Sep 03 2013
Intelligence Community’s Newly Revealed “Black Budget” Illustrates Extent of Expenses, Priorities, and Covert Warfare
The US Intelligence Community’s budget has doubled since the September 11th 2001 attacks according to budget documents leaked by NSA whistleblower Edward Snowden to the Washington Post. The documents have made public the most detailed portrait ever available of how more than $52 billion of tax payers money is being spent.
Even Congress has not been authorized to examine how 16 agencies including the CIA, the NSA, and the FBI spend the money they authorize.

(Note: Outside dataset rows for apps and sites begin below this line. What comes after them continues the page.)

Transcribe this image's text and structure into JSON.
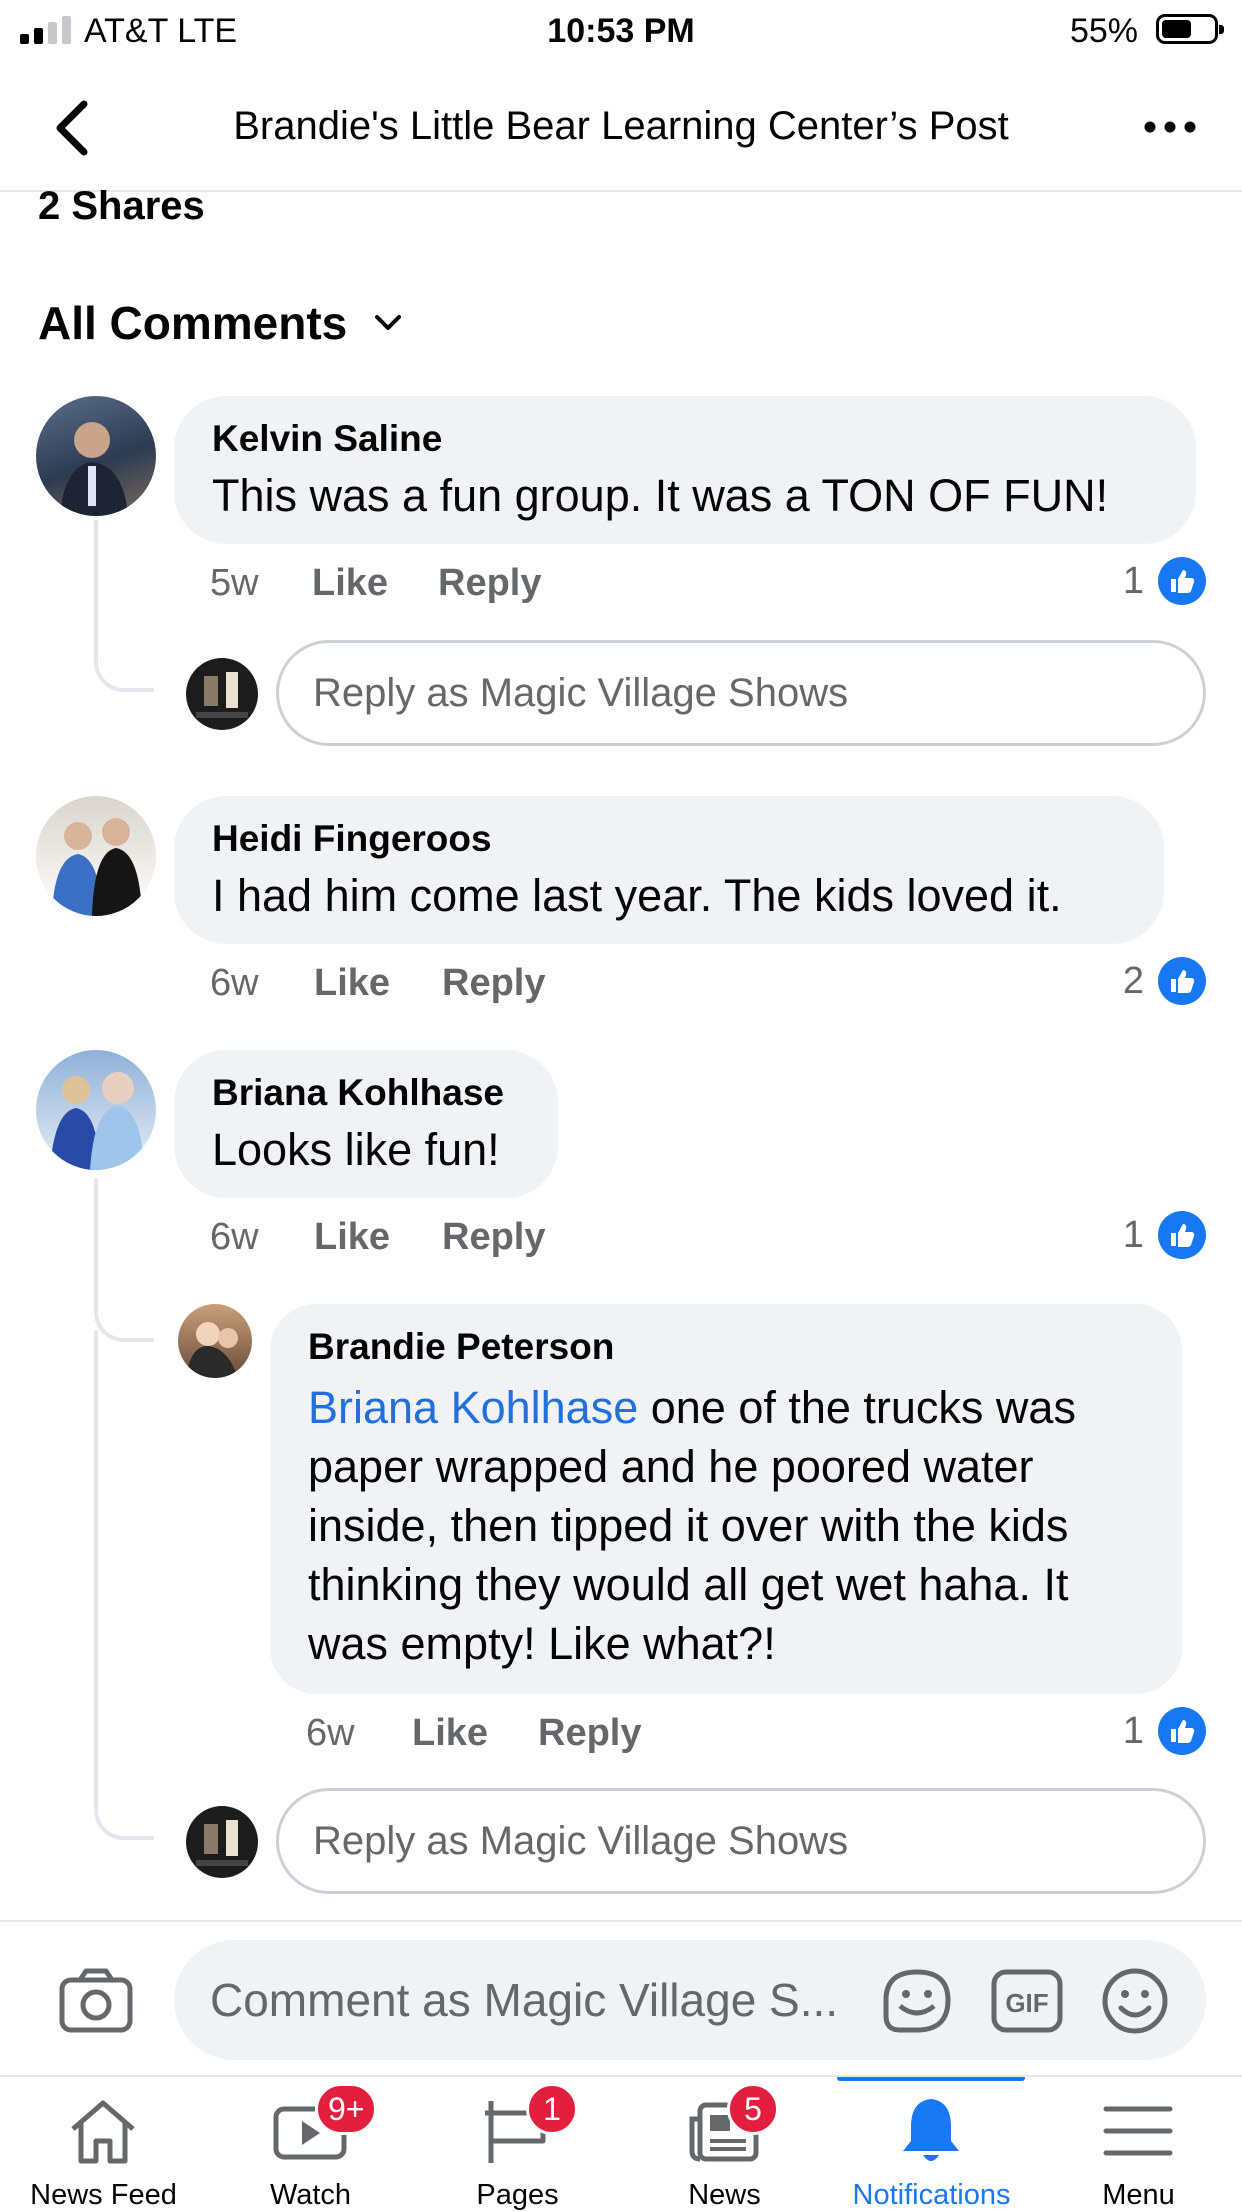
{
  "status_bar": {
    "carrier": "AT&T  LTE",
    "time": "10:53 PM",
    "battery": "55%",
    "battery_level": 0.55
  },
  "header": {
    "title": "Brandie's Little Bear Learning Center’s Post"
  },
  "shares": "2 Shares",
  "comments_filter": "All Comments",
  "comments": [
    {
      "author": "Kelvin Saline",
      "text": "This was a fun group. It was a TON OF FUN!",
      "time": "5w",
      "like": "Like",
      "reply": "Reply",
      "likes": "1"
    },
    {
      "author": "Heidi Fingeroos",
      "text": "I had him come last year. The kids loved it.",
      "time": "6w",
      "like": "Like",
      "reply": "Reply",
      "likes": "2"
    },
    {
      "author": "Briana Kohlhase",
      "text": "Looks like fun!",
      "time": "6w",
      "like": "Like",
      "reply": "Reply",
      "likes": "1"
    }
  ],
  "reply": {
    "author": "Brandie Peterson",
    "mention": "Briana Kohlhase",
    "text_line1": " one of the trucks was",
    "text_line2": "paper wrapped and he poored water",
    "text_line3": "inside, then tipped it over with the kids",
    "text_line4": "thinking they would all get wet haha. It",
    "text_line5": "was empty! Like what?!",
    "time": "6w",
    "like": "Like",
    "reply": "Reply",
    "likes": "1"
  },
  "reply_placeholder": "Reply as Magic Village Shows",
  "composer": {
    "placeholder": "Comment as Magic Village S...",
    "gif_label": "GIF"
  },
  "tabs": [
    {
      "label": "News Feed",
      "icon": "home-icon"
    },
    {
      "label": "Watch",
      "icon": "watch-icon",
      "badge": "9+"
    },
    {
      "label": "Pages",
      "icon": "flag-icon",
      "badge": "1"
    },
    {
      "label": "News",
      "icon": "news-icon",
      "badge": "5"
    },
    {
      "label": "Notifications",
      "icon": "bell-icon"
    },
    {
      "label": "Menu",
      "icon": "menu-icon"
    }
  ],
  "colors": {
    "accent": "#1877f2",
    "badge": "#e41e3f",
    "bubble": "#f0f2f5",
    "mention": "#216fdb"
  }
}
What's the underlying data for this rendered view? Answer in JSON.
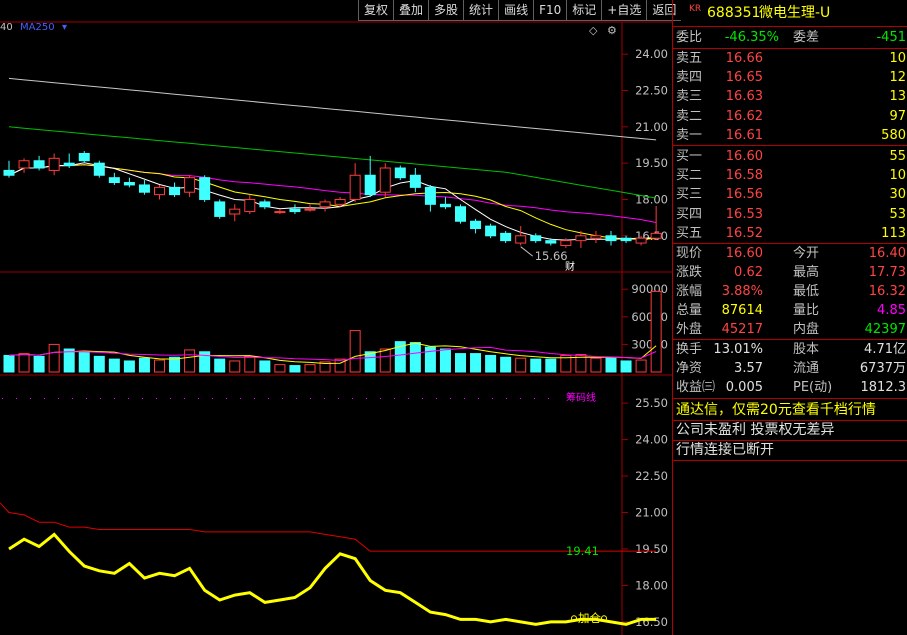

The CIA it was revealed, uses the largest chunk of the budget at more than $14 billion.
James Clapper, the Director of National Intelligence, defended the expenditures, saying the US “spends less than one percent of GDP on the Intelligence Community.” The budget documents also detail the US’s intelligence priorities, which include spying on foreign countries, even allies like Israel, hacking into foreign computer networks, and shockingly, paying telecommunications companies hundreds of millions of dollars to access their networks.
The Washington Post concludes that since 9-11, the US intelligence complex has morphed into “an espionage empire with resources and reach beyond those of any adversary, sustained even now by spending that rivals or exceeds the levels at the height of the Cold War.”
GUEST: Greg Miller, National Security Correspondent, The Washington Post and one of the reporters who analyzed the budget documents
Click here to read Miller’s report in the Washington Post.